“It is great that women are in the work force, but you have a situation where people are paying less attention to the neighborhood,” Minder said. “I think we’ve realized that we need to think about new ways to make our neighborhoods work the way we want them to.”
Minder believes that, once completed, Delaware Street Commons will draw interest from other people in the city and the state who want to create a similar type of development.
“I think this will make a big impact on our local and regional housing market,” Minder said.
Lawrence real estate professionals said it was probably too early to tell whether the concept would take off in Lawrence. Bryan Hedges, broker with Realty Executives-Hedges Real Estate, said area homebuyers still had varying opinions on how close they wanted to be to their neighbors.
“I would say it is important to some and is the opposite of what some people want,” Hedges said. “There are some people who are buying big lots because they don’t want to be staring out at their neighbors.”
Renate Justin said Lawrence should be prepared for the idea of cohousing to grow. That is what has happened since the cohousing development she lives in, Greyrock Commons, opened in the mid-1990s in Fort Collins, Colo.
In 2000, the city’s second cohousing development was completed, and Justin said a third development in the city was in the planning stages.
“We constantly get people who would like to live here, but we are not building anymore units,” Justin said.
The development is home to about 70 families and includes traditional cohousing features like a common house. It also has a 10-acre native plant and wildlife preserve and a community chicken coop.
“I think all of this is just an indication of how lonely people are in the suburbs,” Justin said. “You hardly know your neighbors. This is like an extended family.”
But the developments have had to overcome some misconceptions, Justin said.
“When we first started here, our neighbors thought it was going to be some sort of hippie thing and we were all going to be running around in the nude,” Justin said. “They weren’t real welcoming in the beginning, but I think they feel better about it now.”
Distlehorst said the Lawrence project also had to overcome some of that type of thinking.
“We tell people it is much more of a condo than a commune,” Distlehorst said.
For example, unlike some communes, there’s no sharing of financial resources, each resident has an individual ownership stake in the property and, yes, clothing is required.
People are beginning to understand the concept, Minder said. Ten of the project’s 23 units have been spoken for. Future residents secure a spot in the development by putting down 5 percent of a home’s purchase price. Home prices range from $110,000 to $205,000, depending on size and finish packages.
By putting 5 percent down, people also become a shareholder in Lawrence Cohousing Group L.C., which is the business organization that serves as the developer for the $2.8 million construction project.
“It is a group of future neighbors who make up the company, which makes it unique,” Minder said.
Distlehorst said neighbor control of the development design and concept was one of the appealing factors.

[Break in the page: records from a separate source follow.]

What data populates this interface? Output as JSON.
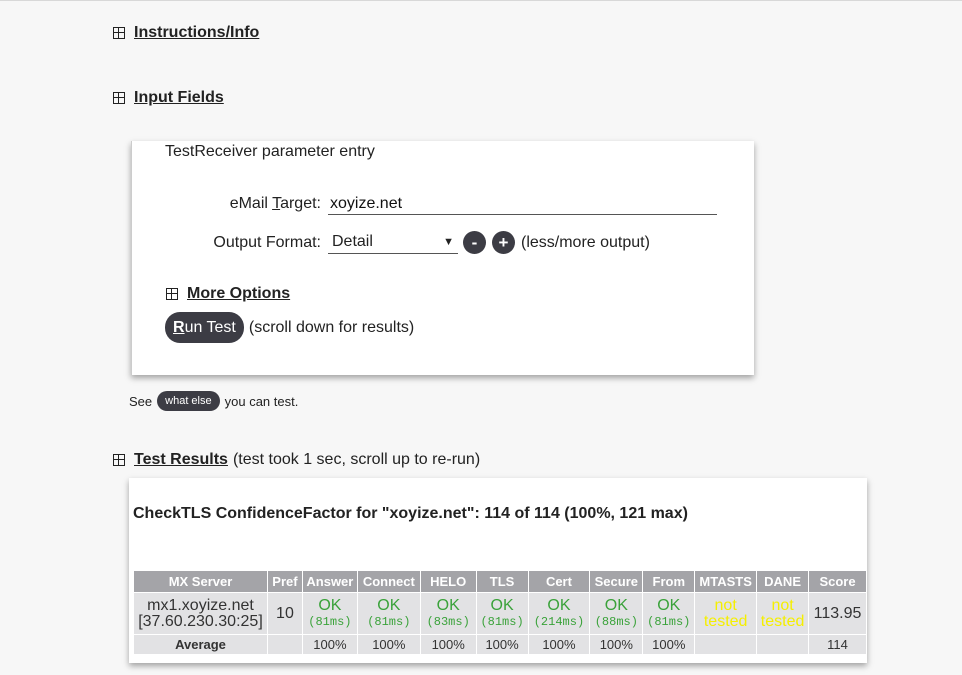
{
  "sections": {
    "instructions": "Instructions/Info",
    "input_fields": "Input Fields",
    "test_results": "Test Results",
    "test_results_note": "(test took 1 sec, scroll up to re-run)"
  },
  "input": {
    "title": "TestReceiver parameter entry",
    "email_label_pre": "eMail ",
    "email_label_key": "T",
    "email_label_post": "arget:",
    "email_value": "xoyize.net",
    "output_label": "Output Format:",
    "output_value": "Detail",
    "minus": "-",
    "plus": "+",
    "less_more": "(less/more output)",
    "more_options": "More Options",
    "run_key": "R",
    "run_rest": "un Test",
    "run_note": "(scroll down for results)"
  },
  "see": {
    "pre": "See",
    "pill": "what else",
    "post": "you can test."
  },
  "results": {
    "title": "CheckTLS ConfidenceFactor for \"xoyize.net\": 114 of 114 (100%, 121 max)",
    "headers": [
      "MX Server",
      "Pref",
      "Answer",
      "Connect",
      "HELO",
      "TLS",
      "Cert",
      "Secure",
      "From",
      "MTASTS",
      "DANE",
      "Score"
    ],
    "row": {
      "server": "mx1.xoyize.net",
      "ip": "[37.60.230.30:25]",
      "pref": "10",
      "checks": [
        {
          "status": "OK",
          "time": "(81ms)"
        },
        {
          "status": "OK",
          "time": "(81ms)"
        },
        {
          "status": "OK",
          "time": "(83ms)"
        },
        {
          "status": "OK",
          "time": "(81ms)"
        },
        {
          "status": "OK",
          "time": "(214ms)"
        },
        {
          "status": "OK",
          "time": "(88ms)"
        },
        {
          "status": "OK",
          "time": "(81ms)"
        }
      ],
      "mtasts": "not tested",
      "dane": "not tested",
      "score": "113.95"
    },
    "average": {
      "label": "Average",
      "values": [
        "100%",
        "100%",
        "100%",
        "100%",
        "100%",
        "100%",
        "100%"
      ],
      "score": "114"
    }
  },
  "colors": {
    "ok": "#3aa23a",
    "not_tested": "#f5ef00",
    "button": "#3c3c44",
    "header": "#a4a4a8"
  }
}
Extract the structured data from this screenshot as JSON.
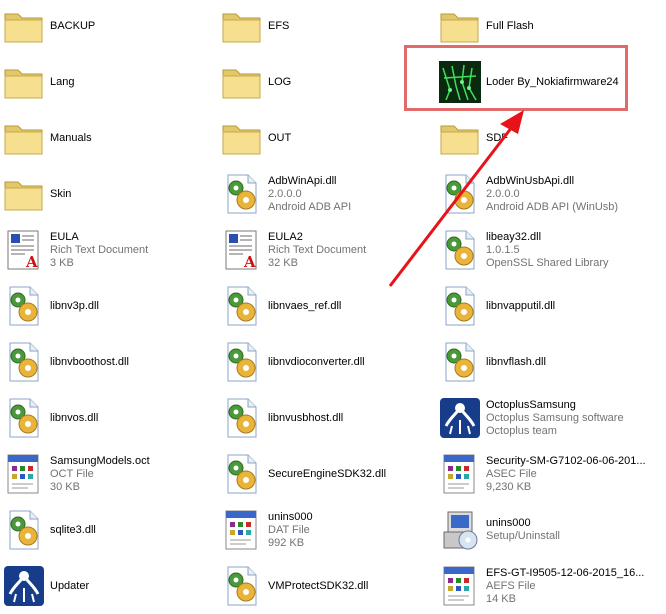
{
  "files": [
    {
      "name": "BACKUP",
      "icon": "folder-icon"
    },
    {
      "name": "EFS",
      "icon": "folder-icon"
    },
    {
      "name": "Full Flash",
      "icon": "folder-icon"
    },
    {
      "name": "Lang",
      "icon": "folder-icon"
    },
    {
      "name": "LOG",
      "icon": "folder-icon"
    },
    {
      "name": "Loder By_Nokiafirmware24",
      "icon": "loader-app-icon"
    },
    {
      "name": "Manuals",
      "icon": "folder-icon"
    },
    {
      "name": "OUT",
      "icon": "folder-icon"
    },
    {
      "name": "SDF",
      "icon": "folder-icon"
    },
    {
      "name": "Skin",
      "icon": "folder-icon"
    },
    {
      "name": "AdbWinApi.dll",
      "line2": "2.0.0.0",
      "line3": "Android ADB API",
      "icon": "dll-gear-icon"
    },
    {
      "name": "AdbWinUsbApi.dll",
      "line2": "2.0.0.0",
      "line3": "Android ADB API (WinUsb)",
      "icon": "dll-gear-icon"
    },
    {
      "name": "EULA",
      "line2": "Rich Text Document",
      "line3": "3 KB",
      "icon": "rich-text-document-icon"
    },
    {
      "name": "EULA2",
      "line2": "Rich Text Document",
      "line3": "32 KB",
      "icon": "rich-text-document-icon"
    },
    {
      "name": "libeay32.dll",
      "line2": "1.0.1.5",
      "line3": "OpenSSL Shared Library",
      "icon": "dll-gear-icon"
    },
    {
      "name": "libnv3p.dll",
      "icon": "dll-gear-icon"
    },
    {
      "name": "libnvaes_ref.dll",
      "icon": "dll-gear-icon"
    },
    {
      "name": "libnvapputil.dll",
      "icon": "dll-gear-icon"
    },
    {
      "name": "libnvboothost.dll",
      "icon": "dll-gear-icon"
    },
    {
      "name": "libnvdioconverter.dll",
      "icon": "dll-gear-icon"
    },
    {
      "name": "libnvflash.dll",
      "icon": "dll-gear-icon"
    },
    {
      "name": "libnvos.dll",
      "icon": "dll-gear-icon"
    },
    {
      "name": "libnvusbhost.dll",
      "icon": "dll-gear-icon"
    },
    {
      "name": "OctoplusSamsung",
      "line2": "Octoplus Samsung software",
      "line3": "Octoplus team",
      "icon": "octoplus-app-icon"
    },
    {
      "name": "SamsungModels.oct",
      "line2": "OCT File",
      "line3": "30 KB",
      "icon": "generic-file-icon"
    },
    {
      "name": "SecureEngineSDK32.dll",
      "icon": "dll-gear-icon"
    },
    {
      "name": "Security-SM-G7102-06-06-201...",
      "line2": "ASEC File",
      "line3": "9,230 KB",
      "icon": "generic-file-icon"
    },
    {
      "name": "sqlite3.dll",
      "icon": "dll-gear-icon"
    },
    {
      "name": "unins000",
      "line2": "DAT File",
      "line3": "992 KB",
      "icon": "generic-file-icon"
    },
    {
      "name": "unins000",
      "line2": "Setup/Uninstall",
      "icon": "setup-installer-icon"
    },
    {
      "name": "Updater",
      "icon": "octoplus-app-icon"
    },
    {
      "name": "VMProtectSDK32.dll",
      "icon": "dll-gear-icon"
    },
    {
      "name": "EFS-GT-I9505-12-06-2015_16...",
      "line2": "AEFS File",
      "line3": "14 KB",
      "icon": "generic-file-icon"
    }
  ]
}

“I like that it is driven from the inside,” Distlehorst said. “It is people who have said this is the type of neighborhood we want to live in, and we’re going to make it happen.”
Saturday’s groundbreaking was the ceremonial start of the project, but Minder expects actual construction work to begin in the next couple of weeks.